What you see above are the new, no-tools-required connectors Ikea's designers have developed for their new Regissör line of furniture. Rather than using knock-down fasteners, they've created a wooden plug that looks like a cross between a dowel and a honey dipper.
The way that these "honey-dipper dowels" (not what they're officially called, but we like it better than "wedge dowel") work is that the narrower end is pre-installed at the factory, leaving an exposed male end.
The female end of the connection, meanwhile, has been plunge-routed into the surface-to-be-adjoined, keyhole-style:
Because the router bit has the same accordion-like profile of the dowel head, the male end then slides into the routed grooves, maximizing the contact area to create a nice friction fit. You can see this in action in the video below.Another nice thing you'll see revealed in the video is a potential move away from particle board, a material that's been an IKEA mainstay. Particle board sounds like a good idea on paper, since it's made from wood waste; if you can keep the toxic adhesives out of it, it's an economical and arguably green way to create a large, flat surface. But the problem with the stuff is that it's lousy at taking fasteners, it easily bows over time—look at any Billy bookshelf more than a few years old—and most damningly it's heavy as hell, which increases both the shipping cost and the amount of fuel burned.
As we saw in an earlier video, the main surface of IKEA's Lack endtable is made with board-on-frame technology, i.e. the cardboard web you find inside hollow-core doors. What we see in the Regissör line is that they're using a similar manufacturing method, this time producing a consistently-shaped accordion-like cardboard web contained in a frame of poplar edging to be covered in laminate top-and-bottom.
Theoretically, this production method should provide the rigidity of a torsion box, making it stiffer over time than particle board, at a fraction of the weight, and using a fraction of the wood.

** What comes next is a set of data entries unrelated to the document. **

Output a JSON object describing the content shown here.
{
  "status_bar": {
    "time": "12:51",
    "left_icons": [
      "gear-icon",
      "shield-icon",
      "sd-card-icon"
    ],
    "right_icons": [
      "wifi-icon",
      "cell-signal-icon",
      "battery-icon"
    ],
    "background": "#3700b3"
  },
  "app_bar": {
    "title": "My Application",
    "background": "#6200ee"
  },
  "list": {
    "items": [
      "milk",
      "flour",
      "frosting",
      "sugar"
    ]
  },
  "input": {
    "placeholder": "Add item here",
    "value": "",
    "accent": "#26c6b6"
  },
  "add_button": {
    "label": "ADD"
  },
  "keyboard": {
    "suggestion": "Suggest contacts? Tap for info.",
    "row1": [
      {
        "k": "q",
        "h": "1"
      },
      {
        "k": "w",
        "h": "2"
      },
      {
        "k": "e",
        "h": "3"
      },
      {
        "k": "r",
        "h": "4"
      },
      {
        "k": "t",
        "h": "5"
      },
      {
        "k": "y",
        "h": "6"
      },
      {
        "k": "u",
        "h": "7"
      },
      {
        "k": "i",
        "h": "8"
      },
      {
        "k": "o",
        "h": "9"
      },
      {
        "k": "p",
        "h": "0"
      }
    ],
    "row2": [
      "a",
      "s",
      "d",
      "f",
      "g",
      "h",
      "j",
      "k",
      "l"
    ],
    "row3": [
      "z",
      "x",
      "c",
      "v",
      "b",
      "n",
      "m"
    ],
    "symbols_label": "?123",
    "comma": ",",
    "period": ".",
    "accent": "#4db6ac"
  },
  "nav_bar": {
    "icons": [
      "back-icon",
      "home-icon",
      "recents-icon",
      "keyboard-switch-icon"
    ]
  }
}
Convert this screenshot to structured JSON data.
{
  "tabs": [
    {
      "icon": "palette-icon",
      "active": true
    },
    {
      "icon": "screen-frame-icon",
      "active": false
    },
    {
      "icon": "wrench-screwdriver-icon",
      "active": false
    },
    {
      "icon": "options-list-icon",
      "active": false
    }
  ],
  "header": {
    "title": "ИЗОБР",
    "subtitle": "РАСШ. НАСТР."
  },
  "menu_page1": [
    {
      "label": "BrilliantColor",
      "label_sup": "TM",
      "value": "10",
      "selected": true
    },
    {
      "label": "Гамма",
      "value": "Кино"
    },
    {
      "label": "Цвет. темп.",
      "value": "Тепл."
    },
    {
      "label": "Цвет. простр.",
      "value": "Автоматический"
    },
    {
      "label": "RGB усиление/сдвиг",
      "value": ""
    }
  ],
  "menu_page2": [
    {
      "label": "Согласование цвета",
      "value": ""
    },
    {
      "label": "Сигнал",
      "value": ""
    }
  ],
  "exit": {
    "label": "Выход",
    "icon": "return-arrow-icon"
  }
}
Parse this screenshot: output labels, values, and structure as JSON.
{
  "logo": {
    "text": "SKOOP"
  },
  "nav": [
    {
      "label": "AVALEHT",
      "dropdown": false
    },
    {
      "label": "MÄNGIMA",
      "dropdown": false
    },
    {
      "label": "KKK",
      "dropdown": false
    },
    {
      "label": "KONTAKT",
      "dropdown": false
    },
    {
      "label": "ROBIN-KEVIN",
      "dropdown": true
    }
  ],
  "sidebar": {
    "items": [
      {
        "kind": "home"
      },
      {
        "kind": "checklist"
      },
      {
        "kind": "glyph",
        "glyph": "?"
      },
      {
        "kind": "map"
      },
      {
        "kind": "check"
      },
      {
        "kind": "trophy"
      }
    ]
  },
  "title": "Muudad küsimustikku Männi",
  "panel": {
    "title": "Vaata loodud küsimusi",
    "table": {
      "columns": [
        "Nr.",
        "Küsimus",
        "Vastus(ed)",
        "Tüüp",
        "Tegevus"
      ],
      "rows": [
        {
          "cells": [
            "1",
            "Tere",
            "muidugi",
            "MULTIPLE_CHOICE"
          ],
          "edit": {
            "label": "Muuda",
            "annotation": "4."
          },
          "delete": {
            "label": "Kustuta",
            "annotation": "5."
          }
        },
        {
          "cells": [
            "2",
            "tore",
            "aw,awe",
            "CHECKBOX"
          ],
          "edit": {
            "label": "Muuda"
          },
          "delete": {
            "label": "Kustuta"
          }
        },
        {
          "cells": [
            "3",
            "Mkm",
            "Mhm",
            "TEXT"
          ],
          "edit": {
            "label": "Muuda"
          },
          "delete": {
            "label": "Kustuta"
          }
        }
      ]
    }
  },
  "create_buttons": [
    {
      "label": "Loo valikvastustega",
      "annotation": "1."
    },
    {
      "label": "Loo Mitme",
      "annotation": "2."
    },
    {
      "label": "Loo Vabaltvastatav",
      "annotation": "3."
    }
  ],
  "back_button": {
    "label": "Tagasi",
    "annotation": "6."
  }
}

Some of the Swedish dialogue in this video has not been subtitled in English, but you can get the gist: